So, my hunt for a fully Trans-Africa website using a TD5 continues... If you know of a website, please let me know.
Land Rover Defender 2007 (Puma)
Introducing the latest edition to the Defender family was the 2007 model, named the Puma by LR enthusiasts.
The website Gapyear4x4, are currently travelling in a fully modified Puma. Click here for a video clip of the vehicle
I liked this page from the Gap Year 4x4 website - Boys side vs Girls Side
Land Rover 127 & 130
The vehicle was aptly named after the wheel base was stretched from 110" to 130".
Les 4 O
Land Rover Ambulance
Although not a new design, the Ambulance body has been fitted to a number of Land Rovers over the years. As early as the Series II, various Ambulance rear bodies were built to provide support to the British Army.
The benefit of these vehicles is the benefit to modify the interior as a camper.
Here are a few sites that have used a Land Rover Ambulance:
Land Rover Forward Control - the Land Rover Forward Control only lasted a few years in production.
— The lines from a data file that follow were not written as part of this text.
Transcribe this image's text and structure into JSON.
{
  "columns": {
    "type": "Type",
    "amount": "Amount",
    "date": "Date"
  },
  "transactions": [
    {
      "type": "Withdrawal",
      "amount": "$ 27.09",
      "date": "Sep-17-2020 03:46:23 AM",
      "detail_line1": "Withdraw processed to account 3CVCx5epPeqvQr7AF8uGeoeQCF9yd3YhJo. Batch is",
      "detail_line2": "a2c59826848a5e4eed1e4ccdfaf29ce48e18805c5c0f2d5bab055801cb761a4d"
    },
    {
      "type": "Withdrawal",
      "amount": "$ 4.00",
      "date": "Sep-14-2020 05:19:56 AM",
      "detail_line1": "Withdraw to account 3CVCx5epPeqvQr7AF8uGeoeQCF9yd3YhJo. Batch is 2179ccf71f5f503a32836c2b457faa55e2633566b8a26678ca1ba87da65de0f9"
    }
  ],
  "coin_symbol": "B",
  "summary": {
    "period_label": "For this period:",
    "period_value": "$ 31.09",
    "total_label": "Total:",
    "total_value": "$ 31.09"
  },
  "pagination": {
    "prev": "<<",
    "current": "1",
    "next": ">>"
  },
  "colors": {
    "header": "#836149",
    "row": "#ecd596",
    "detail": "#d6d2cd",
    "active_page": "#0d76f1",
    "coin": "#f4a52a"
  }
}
It offered easy camper conversions with plenty of space as described in this photo:
overland with kids) entry:
Not sure if the registration is the same in the Uk but in SA the Forward control is registered as a vehicle not a truck, we had to argue the point at most border crossings but always won in the end as it states this in the vehicle documents and carnet, the difference in taxes and "insurance" is huge. I fitted a 300tdi motor and did a few upgrades, true to Landrover nature the forward control is so universal, the size of the ambulance is perfect, not to big and not to small, you can fit everything you need inside the vehicle even a shower and toilet (important for the little one) and still have enough space to move around. Park and go the next morning without having to get out of the vehicle is a big big advantage.
Land Rover 101 Forward Control - 1972 to 1978
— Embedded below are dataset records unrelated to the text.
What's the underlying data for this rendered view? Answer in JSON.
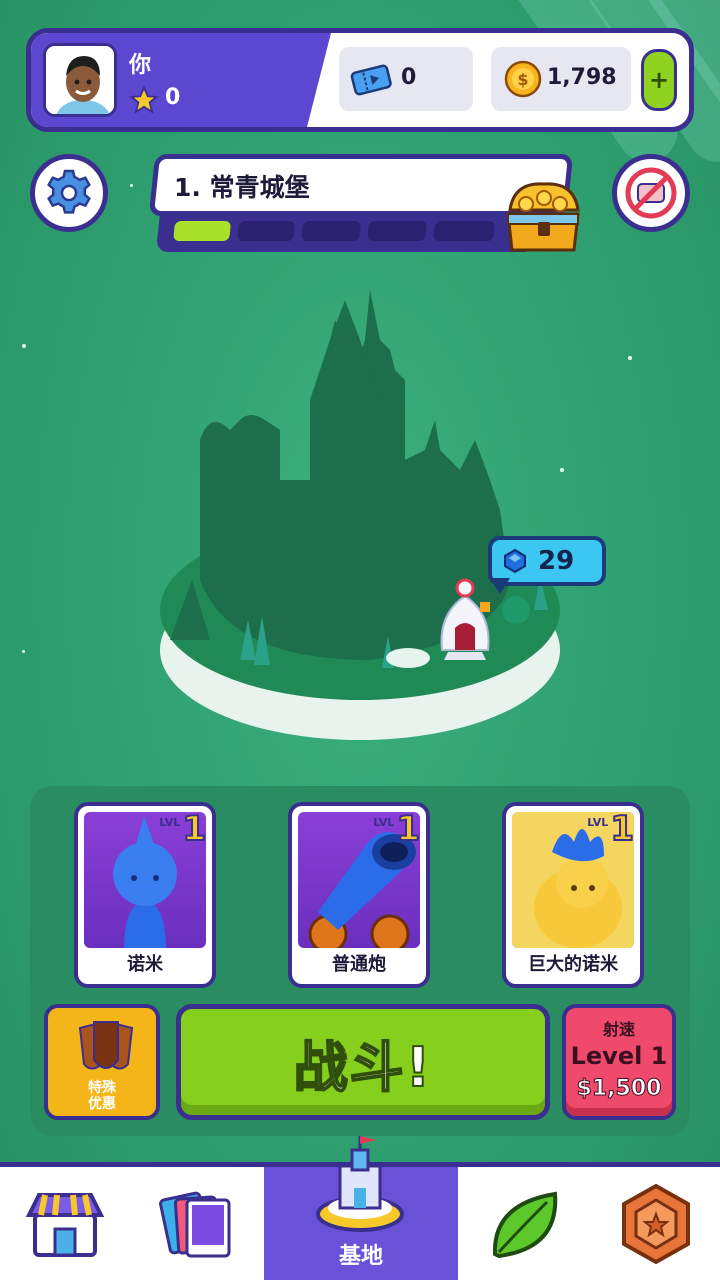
{
  "player": {
    "name": "你",
    "stars": "0"
  },
  "resources": {
    "tickets": "0",
    "coins": "1,798",
    "add_label": "+"
  },
  "level": {
    "title": "1. 常青城堡",
    "progress_segments_total": 6,
    "progress_segments_filled": 1
  },
  "island": {
    "gem_count": "29"
  },
  "cards": [
    {
      "name": "诺米",
      "lvl_text": "LVL",
      "lvl_num": "1"
    },
    {
      "name": "普通炮",
      "lvl_text": "LVL",
      "lvl_num": "1"
    },
    {
      "name": "巨大的诺米",
      "lvl_text": "LVL",
      "lvl_num": "1"
    }
  ],
  "actions": {
    "offer_label_line1": "特殊",
    "offer_label_line2": "优惠",
    "fight_label": "战斗!",
    "rate_title": "射速",
    "rate_level": "Level 1",
    "rate_price": "$1,500"
  },
  "nav": {
    "active_label": "基地",
    "items": [
      "shop-icon",
      "cards-icon",
      "base-icon",
      "leaf-icon",
      "badge-icon"
    ]
  },
  "colors": {
    "background": "#2f9f70",
    "outline": "#3a2f8f",
    "accent_purple": "#5c47d1",
    "fight_green": "#86cf1c",
    "offer_gold": "#f4b519",
    "rate_pink": "#ef4a6c"
  }
}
Once again, Land Rover produced a vehicle for the British Army that had limited success. Fitted with a petrol V8 engine, the 101 was noisy and heavy on fuel.
Overland trips in a Land Rover 101 are very rare - this could be due to a number of factors - limited numbers for sale, the perceived expensive of a V8 vs diesel and the age of the vehicle. In the last decade, only two Trans-Africa trips have used 101s and recorded their trip via a website.
In summary, the versatility that Land Rover brings to overlanding has enabled it be widely used throughout the generations. Its simplicity, functionality and ruggedness allow the driver to have confidence that the vehicle will cope and the expedition will reach its goal.
Endless debates can be heard around campfires ranging from reliability, bolt-on bits and if the vehicle is the 'Best4x4xfar'. I will end with this one thought: Land Rover has enabled thousands of individuals to enjoy the concept of overlanding and will continue to do so.
Comments always welcome.
Bwana Game - George Adamson
Trans-Africa Motoring - Colin McElduff
Overland - Peter Fraenkel